Last updated on January 4th, 2021 at 05:53 am
Development Projects: Sri Lanka terminated two multimillion dollar development and infrastructure projects funded by Japan. The move is likely to impact ties between the two nations as it was the second time Sri Lanka’s year-old government, headed by President Gotabaya Rajapaksa, withdrew from an agreement. The two ambitious development projects included construction of an elevated commuter railway through Colombo and the development of a container terminal in the Colombo Port.
In a recent interview, a senior Sri Lankan diplomat told Nikkei Asia that the country would lose the support of its allies if Rajapaksa’s ultranationalist government continued to take it for granted. “The last government was ham-handed in the way it handled the Chinese projects and now we face a similar situation with Japan,” He emphasised that Japan has been assisting the country in various infrastructure and development projects for decades. He added, “Japan’s development assistance to Sri Lanka made over the years has been without any strategic or political pressure.”
Both the Light Rail Transit (LTR) and Eastern Container Terminal (ECT) projects were signed by the previous coalition government, headed by former President Maithripala Sirisena, whom Rajapaksa defeated in November 2019. LTR was launched to provide a fast, modern, and convenient commuting option for an otherwise traffic-clogged route while ECT focused on resolving the congestion issue around Colombo Port.
Critics slammed Sri Lankan government’s move as a whimsical one which lacked logical explanation. Rajapaksa’s regime justified the termination move as a thoughtful action taken to end foreign loans for infrastructure projects. The authorities said that they wanted to encourage investment-led public-private partnerships, as the country was already battling high debt dependency on foreign funds due to its development projects.
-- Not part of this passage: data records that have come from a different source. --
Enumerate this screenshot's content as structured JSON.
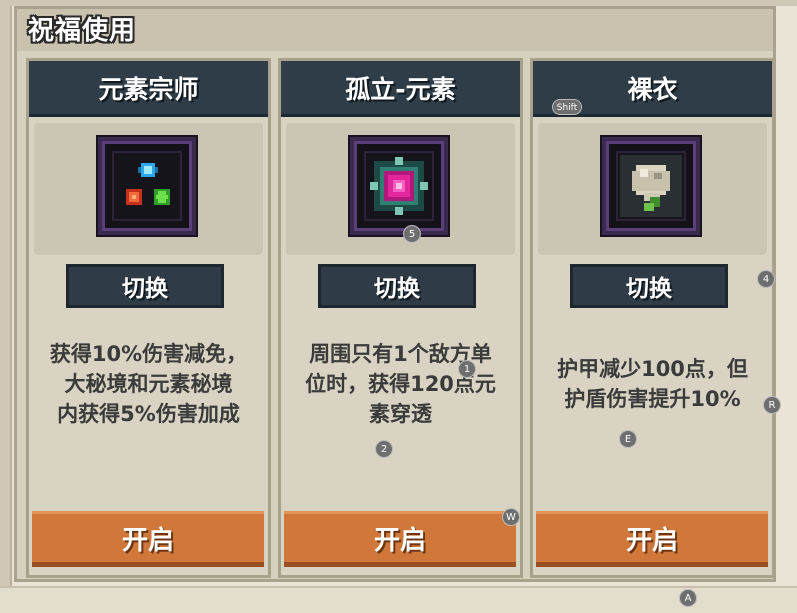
{
  "title": "祝福使用",
  "cards": [
    {
      "name": "元素宗师",
      "icon": "elements-triad-icon",
      "switch_label": "切换",
      "desc_lines": [
        "获得10%伤害减免，",
        "大秘境和元素秘境",
        "内获得5%伤害加成"
      ],
      "open_label": "开启"
    },
    {
      "name": "孤立-元素",
      "icon": "isolated-element-gem-icon",
      "switch_label": "切换",
      "desc_lines": [
        "周围只有1个敌方单",
        "位时，获得120点元",
        "素穿透"
      ],
      "open_label": "开启"
    },
    {
      "name": "裸衣",
      "icon": "bare-armor-icon",
      "switch_label": "切换",
      "desc_lines": [
        "护甲减少100点，但",
        "护盾伤害提升10%"
      ],
      "open_label": "开启"
    }
  ],
  "hotkeys": {
    "shift": "Shift",
    "k5": "5",
    "k4": "4",
    "k1": "1",
    "k2": "2",
    "kR": "R",
    "kE": "E",
    "kW": "W",
    "kA": "A"
  },
  "colors": {
    "header": "#2e3d48",
    "open_button": "#d0783a",
    "panel": "#d9d3c3"
  }
}
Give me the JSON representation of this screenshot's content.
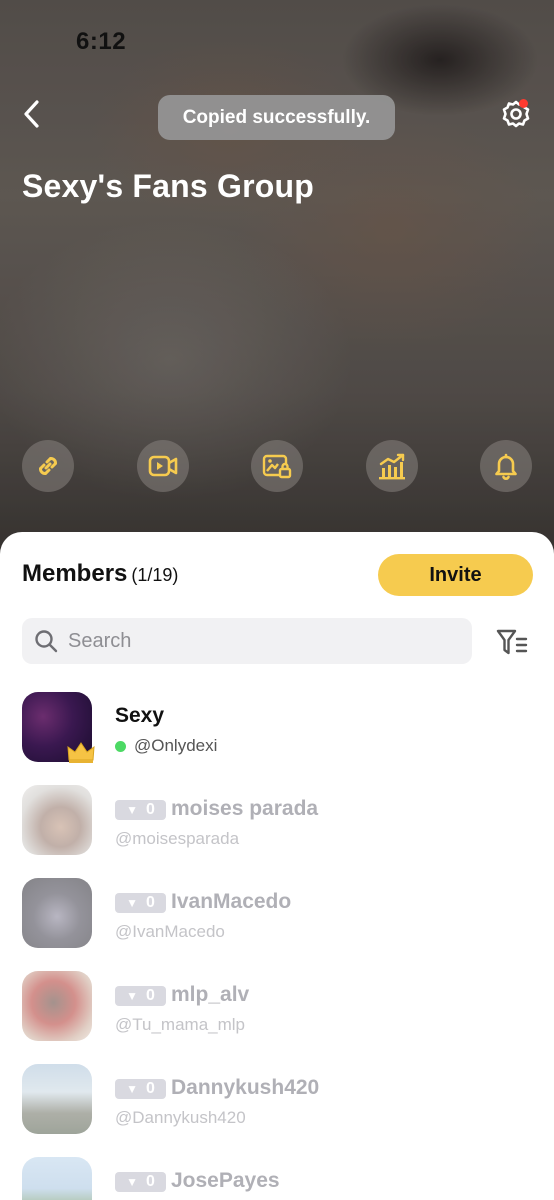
{
  "status_bar": {
    "time": "6:12"
  },
  "header": {
    "toast": "Copied successfully.",
    "group_title": "Sexy's Fans Group",
    "actions": [
      {
        "icon": "link-icon"
      },
      {
        "icon": "video-icon"
      },
      {
        "icon": "photo-lock-icon"
      },
      {
        "icon": "chart-icon"
      },
      {
        "icon": "bell-icon"
      }
    ]
  },
  "members": {
    "title": "Members",
    "count": "(1/19)",
    "invite_label": "Invite",
    "search_placeholder": "Search",
    "list": [
      {
        "name": "Sexy",
        "handle": "@Onlydexi",
        "online": true,
        "owner": true
      },
      {
        "name": "moises parada",
        "handle": "@moisesparada",
        "level": "0"
      },
      {
        "name": "IvanMacedo",
        "handle": "@IvanMacedo",
        "level": "0"
      },
      {
        "name": "mlp_alv",
        "handle": "@Tu_mama_mlp",
        "level": "0"
      },
      {
        "name": "Dannykush420",
        "handle": "@Dannykush420",
        "level": "0"
      },
      {
        "name": "JosePayes",
        "handle": "",
        "level": "0"
      }
    ]
  },
  "colors": {
    "accent": "#f6cb4f",
    "online": "#4cd964",
    "notification": "#ff3b30"
  }
}
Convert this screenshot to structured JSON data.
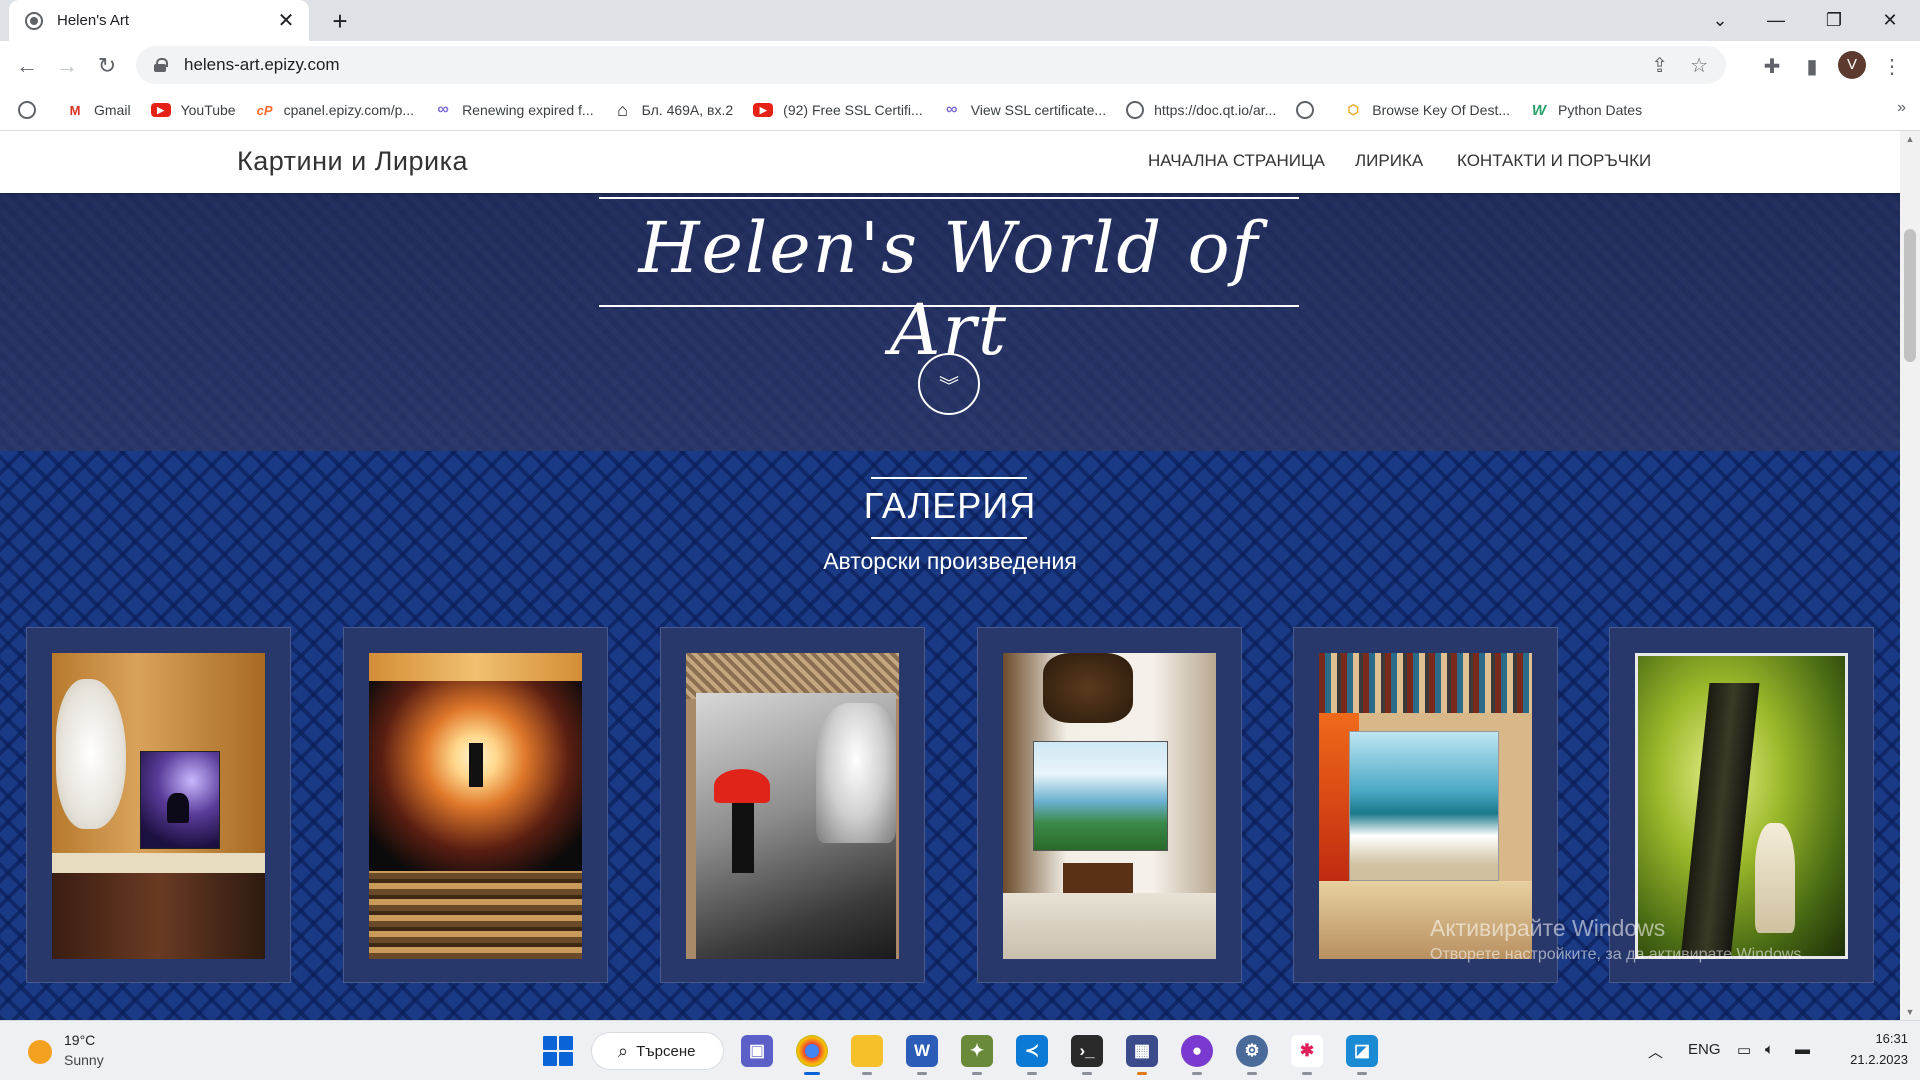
{
  "browser": {
    "tab_title": "Helen's Art",
    "url": "helens-art.epizy.com",
    "profile_initial": "V",
    "bookmarks": [
      {
        "label": "",
        "icon": "globe-icon"
      },
      {
        "label": "Gmail",
        "icon": "gmail-icon"
      },
      {
        "label": "YouTube",
        "icon": "youtube-icon"
      },
      {
        "label": "cpanel.epizy.com/p...",
        "icon": "cpanel-icon"
      },
      {
        "label": "Renewing expired f...",
        "icon": "infinity-icon"
      },
      {
        "label": "Бл. 469А, вх.2",
        "icon": "home-icon"
      },
      {
        "label": "(92) Free SSL Certifi...",
        "icon": "youtube-icon"
      },
      {
        "label": "View SSL certificate...",
        "icon": "infinity-icon"
      },
      {
        "label": "https://doc.qt.io/ar...",
        "icon": "globe-icon"
      },
      {
        "label": "",
        "icon": "globe-icon"
      },
      {
        "label": "Browse Key Of Dest...",
        "icon": "shield-icon"
      },
      {
        "label": "Python Dates",
        "icon": "w-icon"
      }
    ],
    "more_bookmarks": "»"
  },
  "site": {
    "brand": "Картини и Лирика",
    "nav": [
      "НАЧАЛНА СТРАНИЦА",
      "ЛИРИКА",
      "КОНТАКТИ И ПОРЪЧКИ"
    ],
    "hero_title": "Helen's World of Art",
    "gallery_title": "ГАЛЕРИЯ",
    "gallery_subtitle": "Авторски произведения",
    "gallery_items": [
      {
        "subject": "seashell and wolf painting"
      },
      {
        "subject": "deer at sunset painting"
      },
      {
        "subject": "couple with red umbrella painting"
      },
      {
        "subject": "mountain lake painting"
      },
      {
        "subject": "ocean wave painting"
      },
      {
        "subject": "woman under tree painting"
      }
    ]
  },
  "windows_watermark": {
    "line1": "Активирайте Windows",
    "line2": "Отворете настройките, за да активирате Windows."
  },
  "taskbar": {
    "temperature": "19°C",
    "weather": "Sunny",
    "search_label": "Търсене",
    "language": "ENG",
    "time": "16:31",
    "date": "21.2.2023"
  },
  "colors": {
    "hero_bg": "#263466",
    "gallery_bg": "#1a3a86",
    "card_bg": "#29386a",
    "accent_white": "#ffffff"
  }
}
Industry observers challenged government’s reason for pulling the plug on two major deals, highlighting the findings of Verite, a Colombo-based think tank, which revealed that Japan offered the most favourable terms of loans for both infrastructure projects, as compared to other lenders including China, India and Asian Development Bank. In its comparative analysis, Verite showed that on an average Sri Lanka received loans with an interest rate of 0.7%, coupled with 10 years grace period and 34 years maturity period. It added that China offered loans with interest rate of 3.3% and 18 years maturity. But for LRT Japan went a step further and offered a loan of $1.8 billion at concessional rate with 0.1% interest and 12-year grace period along with 40 years maturity period.
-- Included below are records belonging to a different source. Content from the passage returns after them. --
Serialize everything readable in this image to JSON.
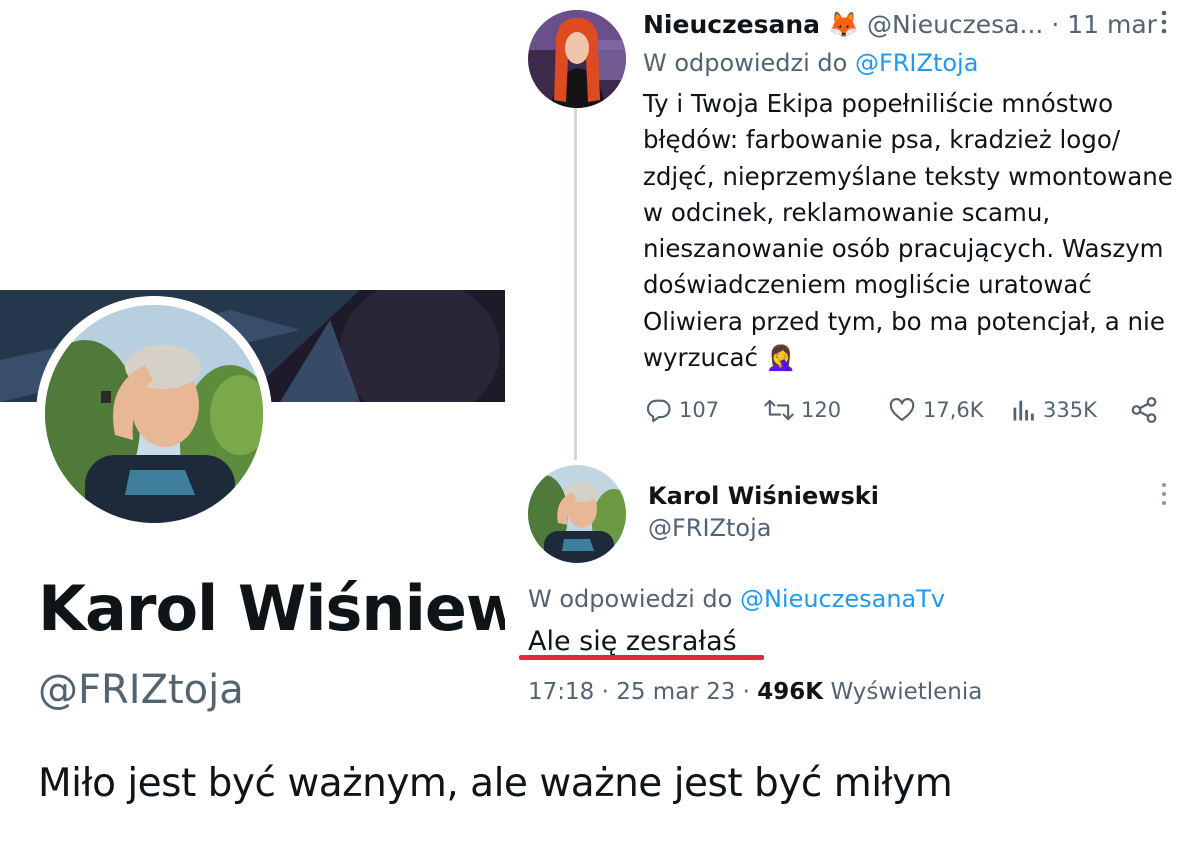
{
  "profile": {
    "name": "Karol Wiśniew",
    "handle": "@FRIZtoja",
    "bio": "Miło jest być ważnym, ale ważne jest być miłym"
  },
  "tweet_reply": {
    "author_name": "Nieuczesana",
    "author_emoji": "🦊",
    "author_handle": "@Nieuczesa...",
    "separator": "·",
    "date": "11 mar",
    "reply_prefix": "W odpowiedzi do",
    "reply_to": "@FRIZtoja",
    "body_lines": [
      "Ty i Twoja Ekipa popełniliście mnóstwo",
      "błędów: farbowanie psa, kradzież logo/",
      "zdjęć, nieprzemyślane teksty wmontowane",
      "w odcinek, reklamowanie scamu,",
      "nieszanowanie osób pracujących. Waszym",
      "doświadczeniem mogliście uratować",
      "Oliwiera przed tym, bo ma potencjał, a nie",
      "wyrzucać 🤦‍♀️"
    ],
    "stats": {
      "replies": "107",
      "retweets": "120",
      "likes": "17,6K",
      "views": "335K"
    }
  },
  "tweet_main": {
    "author_name": "Karol Wiśniewski",
    "author_handle": "@FRIZtoja",
    "reply_prefix": "W odpowiedzi do",
    "reply_to": "@NieuczesanaTv",
    "body": "Ale się zesrałaś",
    "time": "17:18",
    "separator": "·",
    "date": "25 mar 23",
    "views_count": "496K",
    "views_label": "Wyświetlenia"
  },
  "colors": {
    "text": "#0f1419",
    "secondary": "#536471",
    "link": "#1d9bf0",
    "underline": "#e0293b",
    "thread_line": "#cfd9de"
  },
  "icons": [
    "reply-icon",
    "retweet-icon",
    "like-icon",
    "views-icon",
    "share-icon",
    "more-icon"
  ]
}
With regard to the government’s arbitrary decision, a senior Indian analyst said, “If you want to cancel the LRT you have to make a statement of intent, rather than doing it in an arbitrary manner and creating an international crisis. The talk in the corridors of business is the government is scuttling the LRT to give it to the Chinese.”
Opposition politicians also criticised the government for its mistreatment towards the country’s longtime supporter. “The real cost is not financial but diplomatic,” opposition lawmaker Harsha de Silva told Nikkei. The government is certainly not strengthening the friendship with Japan who has been there for Sri Lanka over the year